9781582975566_p0_v2_s192x300Title: Writing Picture Books: A Hands-On Guide From Story Creation to Publication

Author: Ann Whitford Paul

Publisher: Cincinnati, OH: Writer’s Digest Books, 2009

ISBN:  9781582975566 (paperback)

Here’s a detailed review of the book from a top-notch children’s book editor, Harold Underdown (if you write for kids, and you’re not familiar with his site, this is one to bookmark!)

Here’s the Writer’s Digest page about the book, with the full table of contents and even an excerpt to read.

And here’s Ann Whitford Paul’s website (note that there’s a section of writing tips).

Happy reading! Happy writing!

Than or Then? A Grammar Owl Post

The Grammar Owl is clicking his beak and flexing his wings. He’s excited to be starting another year of posts about grammar and word usage questions.

Something both the Owl and I have noticed is that many people have trouble knowing when to use the word “then” and when to use “than.” It seems as though they see the words as twins, and can’t tell the difference.

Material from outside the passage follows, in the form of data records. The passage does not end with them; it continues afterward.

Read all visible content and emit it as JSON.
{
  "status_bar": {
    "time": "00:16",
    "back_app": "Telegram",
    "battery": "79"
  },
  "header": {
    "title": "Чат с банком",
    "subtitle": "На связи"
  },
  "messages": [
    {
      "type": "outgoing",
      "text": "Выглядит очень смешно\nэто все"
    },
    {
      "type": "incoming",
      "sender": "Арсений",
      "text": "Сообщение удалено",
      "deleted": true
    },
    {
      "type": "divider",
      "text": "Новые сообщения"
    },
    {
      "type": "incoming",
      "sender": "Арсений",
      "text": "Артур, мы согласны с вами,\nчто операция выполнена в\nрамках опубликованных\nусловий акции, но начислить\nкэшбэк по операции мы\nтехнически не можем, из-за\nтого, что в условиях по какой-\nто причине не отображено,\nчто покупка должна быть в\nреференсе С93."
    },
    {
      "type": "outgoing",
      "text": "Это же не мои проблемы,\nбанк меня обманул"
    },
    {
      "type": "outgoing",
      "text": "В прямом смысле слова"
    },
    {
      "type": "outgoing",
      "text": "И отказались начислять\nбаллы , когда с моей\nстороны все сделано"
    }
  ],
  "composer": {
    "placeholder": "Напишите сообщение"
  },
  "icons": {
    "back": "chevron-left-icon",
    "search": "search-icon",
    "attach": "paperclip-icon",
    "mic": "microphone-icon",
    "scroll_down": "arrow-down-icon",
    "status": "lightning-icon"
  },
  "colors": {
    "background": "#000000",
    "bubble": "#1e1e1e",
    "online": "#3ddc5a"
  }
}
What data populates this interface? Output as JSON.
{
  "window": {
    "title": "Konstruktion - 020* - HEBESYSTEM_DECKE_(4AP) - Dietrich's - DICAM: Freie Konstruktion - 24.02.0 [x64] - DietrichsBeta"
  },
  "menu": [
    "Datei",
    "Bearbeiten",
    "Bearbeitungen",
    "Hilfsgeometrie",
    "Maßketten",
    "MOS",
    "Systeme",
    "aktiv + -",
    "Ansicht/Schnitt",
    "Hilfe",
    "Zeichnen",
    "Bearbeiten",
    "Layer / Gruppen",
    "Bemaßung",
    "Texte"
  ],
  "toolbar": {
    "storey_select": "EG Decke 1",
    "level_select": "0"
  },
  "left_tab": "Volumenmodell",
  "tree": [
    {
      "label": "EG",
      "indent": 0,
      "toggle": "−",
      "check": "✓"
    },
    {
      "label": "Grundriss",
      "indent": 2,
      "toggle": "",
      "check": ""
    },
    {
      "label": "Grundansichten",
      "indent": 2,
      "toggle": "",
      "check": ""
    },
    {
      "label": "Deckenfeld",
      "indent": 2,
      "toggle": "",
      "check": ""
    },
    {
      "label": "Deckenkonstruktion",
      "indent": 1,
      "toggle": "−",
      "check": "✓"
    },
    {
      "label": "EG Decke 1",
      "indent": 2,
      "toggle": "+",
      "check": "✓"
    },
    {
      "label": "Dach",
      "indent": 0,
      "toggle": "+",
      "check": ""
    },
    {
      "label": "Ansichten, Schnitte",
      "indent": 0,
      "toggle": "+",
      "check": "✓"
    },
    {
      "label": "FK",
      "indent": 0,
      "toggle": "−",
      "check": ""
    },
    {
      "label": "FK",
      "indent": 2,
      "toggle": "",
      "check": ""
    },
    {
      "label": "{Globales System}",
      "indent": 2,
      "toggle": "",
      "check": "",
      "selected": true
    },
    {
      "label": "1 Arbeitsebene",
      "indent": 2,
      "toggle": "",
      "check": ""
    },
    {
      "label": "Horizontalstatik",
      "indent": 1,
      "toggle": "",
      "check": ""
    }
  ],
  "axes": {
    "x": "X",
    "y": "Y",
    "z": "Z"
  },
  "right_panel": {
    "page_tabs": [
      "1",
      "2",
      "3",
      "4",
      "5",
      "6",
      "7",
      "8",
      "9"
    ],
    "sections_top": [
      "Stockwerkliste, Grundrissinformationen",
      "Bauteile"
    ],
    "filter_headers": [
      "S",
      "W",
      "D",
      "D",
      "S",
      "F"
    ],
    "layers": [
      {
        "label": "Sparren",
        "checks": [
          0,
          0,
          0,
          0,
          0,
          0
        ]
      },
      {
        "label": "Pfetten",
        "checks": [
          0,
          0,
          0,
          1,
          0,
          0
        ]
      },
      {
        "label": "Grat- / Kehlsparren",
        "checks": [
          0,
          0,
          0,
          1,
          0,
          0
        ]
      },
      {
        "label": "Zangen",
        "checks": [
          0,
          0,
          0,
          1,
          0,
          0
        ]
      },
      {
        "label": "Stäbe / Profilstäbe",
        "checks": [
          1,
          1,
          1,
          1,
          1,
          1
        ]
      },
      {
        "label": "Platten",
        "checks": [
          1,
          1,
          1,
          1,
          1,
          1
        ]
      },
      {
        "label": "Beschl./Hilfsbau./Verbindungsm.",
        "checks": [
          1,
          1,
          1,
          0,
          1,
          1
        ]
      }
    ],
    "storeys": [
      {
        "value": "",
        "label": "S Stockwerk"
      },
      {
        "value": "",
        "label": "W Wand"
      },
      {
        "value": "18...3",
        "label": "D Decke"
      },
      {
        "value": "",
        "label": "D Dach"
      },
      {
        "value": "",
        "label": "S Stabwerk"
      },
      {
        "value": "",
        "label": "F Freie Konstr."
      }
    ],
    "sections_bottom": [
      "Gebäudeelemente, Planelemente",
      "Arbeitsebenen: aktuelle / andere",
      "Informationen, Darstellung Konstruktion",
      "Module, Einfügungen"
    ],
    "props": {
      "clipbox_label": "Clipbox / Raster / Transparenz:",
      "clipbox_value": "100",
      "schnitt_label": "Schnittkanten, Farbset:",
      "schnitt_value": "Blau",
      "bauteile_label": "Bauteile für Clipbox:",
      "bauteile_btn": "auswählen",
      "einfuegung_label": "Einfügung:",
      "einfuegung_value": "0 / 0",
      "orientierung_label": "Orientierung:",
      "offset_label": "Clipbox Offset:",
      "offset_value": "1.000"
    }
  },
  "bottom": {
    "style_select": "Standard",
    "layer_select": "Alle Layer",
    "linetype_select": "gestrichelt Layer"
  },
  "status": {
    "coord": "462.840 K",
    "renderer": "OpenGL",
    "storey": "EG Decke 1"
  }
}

Which word is which?

We often see sentences like “I’d rather have ice cream then sour pickles.” They mean they prefer eating ice cream to eating sour pickles, but by using then, they’re actually (inadvertently) saying, “I’d rather eat ice cream first and have the sour pickles afterwards.”

But how does a person know to say “I’d rather have ice cream than sour pickles” instead?

It turns out that then and than aren’t identical twins. They’re more like fraternal twins. There is definitely a similarity, but if you know what to look for, you can tell them apart. Here’s the trick:

Than is used for comparisons. In the example above, we’re showing which food we prefer. We’re comparing the two. You can easily remember the connection of than and comparison because thAn is spelled with an A and so is compArison. “I like ice cream more than sour pickles.” Not “more then.”

Then is never used for comparisons. Then generally refers to time in some way. If it answers the question “When?” you use the word “then.” “I’ll go for a walk then reward myself with ice cream.” That isn’t a comparison. It is explaining when I will have the ice cream: after the walk.

Then is also used as a partner to “if.” “If I go for a walk, then I can have some ice cream.” In that case I’m not talking about the time I’ll have the ice cream, I’m talking about the condition I have to fulfill before I can justify the ice cream.

Comparison? A! THAN’s what to say.

If and when? Then use THEN.

I hope this has helped clarify when to use THAN and when to use THEN.

The Grammar Owl and I would love to answer your grammar and word use questions. Either pop us an email at mail (at) flubs2fixes (dot) com, replacing (at) with the @ symbol and (dot) with a . and removing the spaces. OR simply ask your question in the comments below.